A project to continue working with universities in East and West Africa was funded by the Carnegie Corporation. The libraries are at different stages in terms of automation and related project. The university libraries in East Africa have almost completed implementation of a library management system and those in West Africa are still focused on becoming automated. The goals are for the grantees from Ghana, Nigeria, Tanzania, and Uganda to fully implement an automated library management system, which will better serve the research and learning needs of the users. All institutions will develop a team of librarians trained and able to manage automation and automation-related projects in their libraries. Susan was awarded $380,000 for this project.
The grant with the Illinois State Library was completed at the end of November 2008. The
final publication, "Thinking Outside the Borders: Library Leadership in a World Community: A Manual
for Professional Development," is available from the Mortenson Center. The full text will
soon be available on the Mortenson Center website as well.
In November, the University of Pretoria Library in South Africa offered a successful leadership institute based on "Thinking Outside the Borders." Susan and Barbara both spoke at the institute. Another institute is planned by the same institution later this year.
UIUC libraries have received a $500,000 grant funded by IMLS to facilitate collaboration, exchange of information, professional development of librarians from the U.S. and China, and developing a web portal of resources in support of U.S. libraries serving Chinese speaking users. The project will be carried out in collaboration with the Chinese American Librarians Association (CALA) with partial funding provided by the Chinese Ministry of Culture. Shuyong Jiang is the project head and Mortenson Center is involved in the grant as well. In July the first group of Chinese public librarians will spend two weeks at the Mortenson Center and then go to ALA and visit libraries. Members of CALA will participate in delegations that will offer educational exchange sessions in China.

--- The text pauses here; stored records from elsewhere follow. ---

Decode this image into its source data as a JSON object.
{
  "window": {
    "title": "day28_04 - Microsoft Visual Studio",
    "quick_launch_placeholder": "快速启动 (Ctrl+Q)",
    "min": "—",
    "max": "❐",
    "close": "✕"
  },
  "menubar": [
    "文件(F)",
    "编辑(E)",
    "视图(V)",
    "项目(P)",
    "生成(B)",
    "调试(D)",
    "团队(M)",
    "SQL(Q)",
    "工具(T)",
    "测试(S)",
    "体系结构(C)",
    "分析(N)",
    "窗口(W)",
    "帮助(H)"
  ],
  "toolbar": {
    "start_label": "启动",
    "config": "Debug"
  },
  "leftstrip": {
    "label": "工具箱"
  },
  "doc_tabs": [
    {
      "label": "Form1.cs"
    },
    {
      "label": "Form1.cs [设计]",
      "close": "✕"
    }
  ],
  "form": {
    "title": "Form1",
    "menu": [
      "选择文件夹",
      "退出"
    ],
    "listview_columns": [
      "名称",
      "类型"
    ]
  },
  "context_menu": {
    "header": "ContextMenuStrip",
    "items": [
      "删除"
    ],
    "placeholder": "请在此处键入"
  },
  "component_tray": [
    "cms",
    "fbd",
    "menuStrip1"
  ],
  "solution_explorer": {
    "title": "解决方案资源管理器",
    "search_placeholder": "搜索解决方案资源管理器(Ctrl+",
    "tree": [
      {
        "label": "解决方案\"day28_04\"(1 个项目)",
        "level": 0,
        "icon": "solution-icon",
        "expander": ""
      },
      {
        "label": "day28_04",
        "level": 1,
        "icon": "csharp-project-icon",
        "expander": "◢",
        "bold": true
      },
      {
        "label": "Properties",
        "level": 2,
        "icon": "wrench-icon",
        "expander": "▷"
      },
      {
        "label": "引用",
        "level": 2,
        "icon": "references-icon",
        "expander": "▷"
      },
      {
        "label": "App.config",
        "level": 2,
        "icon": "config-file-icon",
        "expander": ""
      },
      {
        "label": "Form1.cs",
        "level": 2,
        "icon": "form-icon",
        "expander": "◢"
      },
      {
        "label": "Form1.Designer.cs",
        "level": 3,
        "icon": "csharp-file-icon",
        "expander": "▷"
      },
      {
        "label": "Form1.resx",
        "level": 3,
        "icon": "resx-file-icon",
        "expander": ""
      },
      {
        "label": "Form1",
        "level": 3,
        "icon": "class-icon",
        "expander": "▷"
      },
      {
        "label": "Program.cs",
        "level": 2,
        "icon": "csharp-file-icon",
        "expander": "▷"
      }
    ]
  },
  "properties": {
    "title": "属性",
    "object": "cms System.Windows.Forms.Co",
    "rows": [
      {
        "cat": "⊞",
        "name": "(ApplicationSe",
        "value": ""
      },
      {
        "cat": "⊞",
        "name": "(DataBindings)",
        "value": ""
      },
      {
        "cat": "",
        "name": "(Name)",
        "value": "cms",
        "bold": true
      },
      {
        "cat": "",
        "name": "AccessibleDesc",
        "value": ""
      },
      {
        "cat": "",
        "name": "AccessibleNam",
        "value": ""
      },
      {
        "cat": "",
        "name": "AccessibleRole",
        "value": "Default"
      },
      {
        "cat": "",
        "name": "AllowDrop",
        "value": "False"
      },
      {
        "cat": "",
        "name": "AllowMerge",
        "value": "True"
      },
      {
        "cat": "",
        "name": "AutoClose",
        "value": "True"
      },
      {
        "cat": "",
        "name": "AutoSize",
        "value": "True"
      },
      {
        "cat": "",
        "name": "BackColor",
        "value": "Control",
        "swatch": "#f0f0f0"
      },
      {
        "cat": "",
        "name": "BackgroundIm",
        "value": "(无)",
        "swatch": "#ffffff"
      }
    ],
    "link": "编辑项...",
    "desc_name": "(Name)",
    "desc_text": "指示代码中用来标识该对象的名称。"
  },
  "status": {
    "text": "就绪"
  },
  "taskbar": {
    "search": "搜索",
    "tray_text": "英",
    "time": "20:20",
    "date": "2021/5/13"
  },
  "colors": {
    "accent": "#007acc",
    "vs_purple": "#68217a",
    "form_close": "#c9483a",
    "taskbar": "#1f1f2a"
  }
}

You can learn more about the project at www.library.uiuc.edu/China/ .
Please contact Barbara J. Ford (email@example.com) or Susan Schnuer (firstname.lastname@example.org) for additional information.